The Punchbowl par-4 6th at The Creek is one of the most popular requests I get. People just love this rendition of the classic Raynor template, and with good reason – following Gil Hanse’s restoration, it’s one of the best golf holes on Long Island … and beyond. pic.twitter.com/Omh0y6SO1W
— LinksGems Golf Photos (@LinksGems) May 1, 2020
Sand Valley (Wis.)—17th hole
The 17th hole at the Bill Coore and Ben Crenshaw-designed Sand Valley course at the central Wisconsin resort of the same name is a terrific example of a Punchbowl accessible to the public. The uphill par three plays to a green surrounded by bold slopes that funnel the ball toward the putting surface.
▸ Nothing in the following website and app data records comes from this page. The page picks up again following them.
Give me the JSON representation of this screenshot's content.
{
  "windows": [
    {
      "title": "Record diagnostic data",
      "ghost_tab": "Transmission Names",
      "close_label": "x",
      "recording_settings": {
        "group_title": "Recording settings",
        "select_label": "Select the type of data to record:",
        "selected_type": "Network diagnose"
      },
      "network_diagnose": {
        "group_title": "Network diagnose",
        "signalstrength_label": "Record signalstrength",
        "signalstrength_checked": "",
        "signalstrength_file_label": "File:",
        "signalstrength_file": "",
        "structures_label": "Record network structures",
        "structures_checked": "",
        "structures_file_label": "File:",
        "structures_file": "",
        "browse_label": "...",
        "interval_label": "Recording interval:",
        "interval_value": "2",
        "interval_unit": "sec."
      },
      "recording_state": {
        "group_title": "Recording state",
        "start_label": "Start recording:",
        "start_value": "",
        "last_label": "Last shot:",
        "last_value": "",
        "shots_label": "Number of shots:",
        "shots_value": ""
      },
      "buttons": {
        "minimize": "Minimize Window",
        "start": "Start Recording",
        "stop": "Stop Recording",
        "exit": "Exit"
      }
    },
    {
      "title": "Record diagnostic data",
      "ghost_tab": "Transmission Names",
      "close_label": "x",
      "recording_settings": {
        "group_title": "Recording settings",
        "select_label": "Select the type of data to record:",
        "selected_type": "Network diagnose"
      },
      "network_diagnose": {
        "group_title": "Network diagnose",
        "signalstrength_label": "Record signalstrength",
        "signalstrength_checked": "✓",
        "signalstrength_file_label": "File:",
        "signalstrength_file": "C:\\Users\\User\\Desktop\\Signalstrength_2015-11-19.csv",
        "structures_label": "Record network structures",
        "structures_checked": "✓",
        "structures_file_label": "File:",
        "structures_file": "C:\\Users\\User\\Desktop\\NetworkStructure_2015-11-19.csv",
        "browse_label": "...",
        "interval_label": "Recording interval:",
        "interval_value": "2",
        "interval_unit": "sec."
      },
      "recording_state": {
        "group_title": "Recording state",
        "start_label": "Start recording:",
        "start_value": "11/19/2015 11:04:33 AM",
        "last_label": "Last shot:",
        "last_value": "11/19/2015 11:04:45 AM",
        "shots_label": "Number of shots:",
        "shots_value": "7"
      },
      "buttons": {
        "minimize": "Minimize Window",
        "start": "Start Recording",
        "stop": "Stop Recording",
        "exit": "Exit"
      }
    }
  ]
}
Black Creek Club (Tenn.)—6th hole
Brian Silva created a Punchbowl green on the mid-length par-five 6th hole at this Tennessee course, with a lengthy hill about 100 yards out that blocks a player’s view of the green. The hole slopes downhill toward the squared-off green after the hill, with a target pole helping show the desired line of attack for blind shots.
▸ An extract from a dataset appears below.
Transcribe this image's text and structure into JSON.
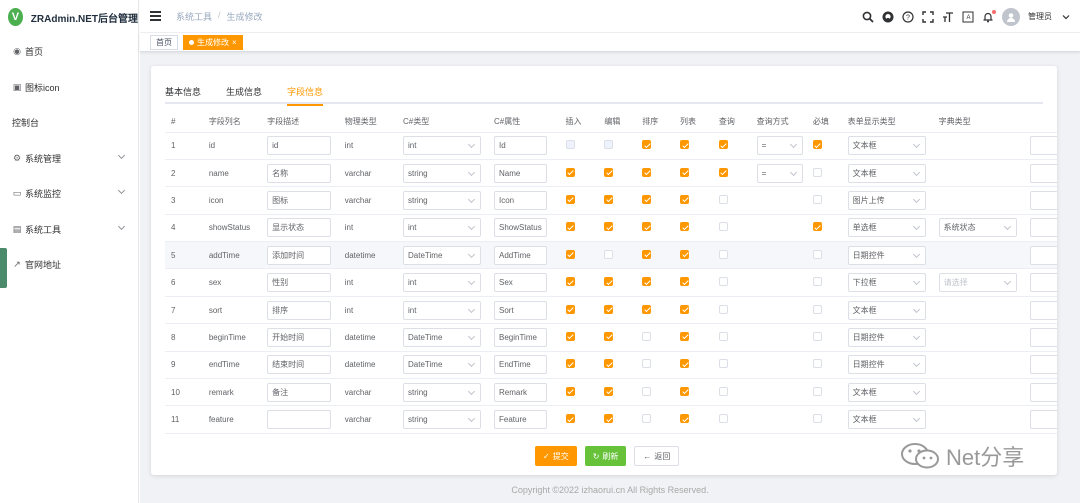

Mountain Lake (Fla.)—15th hole
While not fully blind, you can’t see the putting surface itself on the short par-four 15th hole at Mountain Lake, one of only two remaining Raynor routings in Florida. There’s a notably higher slope on the left side of the green that can be used as a kickboard to funnel balls toward certain pin positions.
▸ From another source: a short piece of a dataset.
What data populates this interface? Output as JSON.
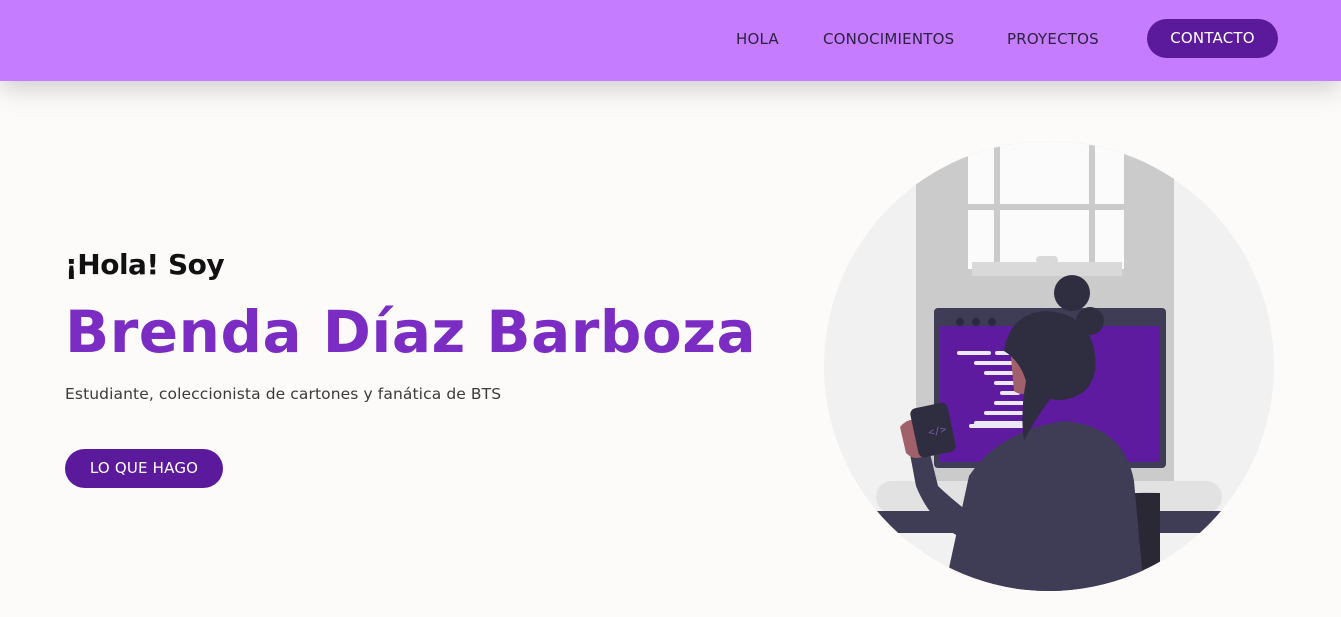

#TemplateTuesday – the #Punchbowl at Mountain Lake, like the other templates here, is subtle but expertly rendered pic.twitter.com/PMMDMn9arU
— LinksGems Golf Photos (@LinksGems) August 10, 2016
Essex County Country Club (N.J.)—14th hole
The 14th hole at this North Jersey club built by Raynor and Banks is a shorter, uphill par four that features a Lion’s Mouth bunker as well as a Punchbowl green. There are openings on the front of the green, on either side of the yawning bunker, but it’s a tricky, semi-blind approach that’s uphill all the way.
The fog descends on the Punchbowl green at the 301-yard uphill par-4 14th at Essex County Country Club. The green has many humps and bumps, the most prominent of which runs through the rough and across the putting surface. A fun and unique rendition of this template concept. pic.twitter.com/15StiDgWEB
— LinksGems Golf Photos (@LinksGems) May 19, 2018
St. Louis Country Club (Mo.)—5th hole
Another interesting take on the Punchbowl template, the par-five 5th at St. Louis CC plays downhill but features a blind approach shot to a green that’s backed by a stream.
The par-5 5th at St. Louis Country Club – an Alps/Punchbowl template in the vein of Sleepy Hollow rather than NGLA, Macdonald used a sunken green below fairway level to create the blind Alps effect. Uniquely, the bowled green is backed by a stonewalled burn. A terrific hole. pic.twitter.com/9HXOfurHJ1
— LinksGems Golf Photos (@LinksGems) March 24, 2019
Which of these Punchbowl holes is your favorite? Are there other examples not included here that you like best? If so, why?